> **ABOUT THIS TASK**:
Counting only lines below that hold "Yönetimi", give the total alone.
-- -- --
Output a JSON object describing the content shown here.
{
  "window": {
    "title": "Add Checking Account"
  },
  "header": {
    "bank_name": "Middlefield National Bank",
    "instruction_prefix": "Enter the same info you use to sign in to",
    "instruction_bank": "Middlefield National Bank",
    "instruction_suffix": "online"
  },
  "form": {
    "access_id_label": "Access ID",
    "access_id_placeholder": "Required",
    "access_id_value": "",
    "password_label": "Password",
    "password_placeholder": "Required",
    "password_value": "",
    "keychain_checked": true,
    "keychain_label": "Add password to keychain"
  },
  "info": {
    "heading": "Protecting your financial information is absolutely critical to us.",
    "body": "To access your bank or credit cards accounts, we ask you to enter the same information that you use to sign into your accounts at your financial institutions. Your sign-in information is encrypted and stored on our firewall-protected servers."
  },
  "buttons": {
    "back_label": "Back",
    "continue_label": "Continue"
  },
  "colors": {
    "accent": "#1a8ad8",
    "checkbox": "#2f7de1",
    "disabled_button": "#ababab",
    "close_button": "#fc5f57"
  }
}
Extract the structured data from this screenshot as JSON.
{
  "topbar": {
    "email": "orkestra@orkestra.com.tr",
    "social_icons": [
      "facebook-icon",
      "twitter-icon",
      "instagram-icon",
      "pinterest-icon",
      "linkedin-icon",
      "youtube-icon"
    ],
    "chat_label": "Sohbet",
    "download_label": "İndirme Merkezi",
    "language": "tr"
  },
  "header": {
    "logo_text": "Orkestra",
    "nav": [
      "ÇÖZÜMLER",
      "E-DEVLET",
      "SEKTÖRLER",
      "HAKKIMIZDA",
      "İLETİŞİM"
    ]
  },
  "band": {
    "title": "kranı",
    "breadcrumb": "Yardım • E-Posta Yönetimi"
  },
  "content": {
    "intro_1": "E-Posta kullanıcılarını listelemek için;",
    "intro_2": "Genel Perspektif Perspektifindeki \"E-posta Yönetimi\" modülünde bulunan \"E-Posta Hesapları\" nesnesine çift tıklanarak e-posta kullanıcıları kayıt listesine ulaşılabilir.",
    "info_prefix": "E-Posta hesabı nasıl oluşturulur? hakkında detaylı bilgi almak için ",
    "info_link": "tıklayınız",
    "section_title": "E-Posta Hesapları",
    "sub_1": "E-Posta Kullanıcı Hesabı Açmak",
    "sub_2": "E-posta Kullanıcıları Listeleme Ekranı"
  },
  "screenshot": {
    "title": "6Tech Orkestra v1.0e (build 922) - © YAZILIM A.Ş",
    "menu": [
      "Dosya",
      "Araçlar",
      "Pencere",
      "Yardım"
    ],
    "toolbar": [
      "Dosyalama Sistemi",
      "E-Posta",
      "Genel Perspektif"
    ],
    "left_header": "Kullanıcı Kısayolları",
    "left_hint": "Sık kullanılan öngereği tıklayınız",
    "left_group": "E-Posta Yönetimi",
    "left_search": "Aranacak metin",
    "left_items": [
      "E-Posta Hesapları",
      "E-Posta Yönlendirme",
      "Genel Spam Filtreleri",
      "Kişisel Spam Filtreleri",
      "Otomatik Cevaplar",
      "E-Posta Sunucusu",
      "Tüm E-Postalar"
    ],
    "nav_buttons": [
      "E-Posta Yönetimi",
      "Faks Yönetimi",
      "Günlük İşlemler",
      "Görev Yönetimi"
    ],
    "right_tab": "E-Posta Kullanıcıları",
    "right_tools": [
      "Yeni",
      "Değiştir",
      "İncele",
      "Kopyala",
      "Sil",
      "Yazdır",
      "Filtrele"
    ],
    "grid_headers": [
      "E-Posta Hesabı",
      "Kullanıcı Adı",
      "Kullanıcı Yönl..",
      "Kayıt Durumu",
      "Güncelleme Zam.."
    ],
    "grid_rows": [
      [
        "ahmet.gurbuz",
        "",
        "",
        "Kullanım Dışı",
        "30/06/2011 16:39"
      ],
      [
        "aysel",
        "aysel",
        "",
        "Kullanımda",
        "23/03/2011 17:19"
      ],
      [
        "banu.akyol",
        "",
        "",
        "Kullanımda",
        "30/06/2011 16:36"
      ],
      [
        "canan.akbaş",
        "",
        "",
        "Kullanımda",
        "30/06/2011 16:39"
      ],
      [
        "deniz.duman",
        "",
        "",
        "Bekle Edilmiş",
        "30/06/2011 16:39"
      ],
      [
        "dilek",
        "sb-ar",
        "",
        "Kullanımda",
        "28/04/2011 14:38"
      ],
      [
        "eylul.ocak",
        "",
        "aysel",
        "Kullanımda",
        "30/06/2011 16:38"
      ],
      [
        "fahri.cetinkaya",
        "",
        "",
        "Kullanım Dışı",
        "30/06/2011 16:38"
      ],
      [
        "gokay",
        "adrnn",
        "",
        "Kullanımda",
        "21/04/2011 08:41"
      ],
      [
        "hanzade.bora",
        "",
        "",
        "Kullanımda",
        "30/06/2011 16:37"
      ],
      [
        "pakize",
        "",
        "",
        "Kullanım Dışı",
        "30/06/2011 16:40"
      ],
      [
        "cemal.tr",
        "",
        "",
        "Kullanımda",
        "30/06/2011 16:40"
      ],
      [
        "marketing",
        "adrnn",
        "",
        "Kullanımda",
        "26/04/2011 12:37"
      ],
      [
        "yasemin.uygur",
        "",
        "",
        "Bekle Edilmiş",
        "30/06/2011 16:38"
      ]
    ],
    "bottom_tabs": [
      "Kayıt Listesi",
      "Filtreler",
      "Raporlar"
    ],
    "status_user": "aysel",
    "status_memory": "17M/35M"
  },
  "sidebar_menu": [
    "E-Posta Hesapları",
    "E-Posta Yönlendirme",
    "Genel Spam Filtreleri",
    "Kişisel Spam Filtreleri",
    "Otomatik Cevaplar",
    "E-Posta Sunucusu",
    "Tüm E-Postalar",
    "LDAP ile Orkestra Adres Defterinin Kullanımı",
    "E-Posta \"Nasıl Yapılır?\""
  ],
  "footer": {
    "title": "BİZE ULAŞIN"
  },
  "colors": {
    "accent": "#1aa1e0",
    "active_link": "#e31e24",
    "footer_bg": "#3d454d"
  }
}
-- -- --
> **RESULT OF THE TASK**:
6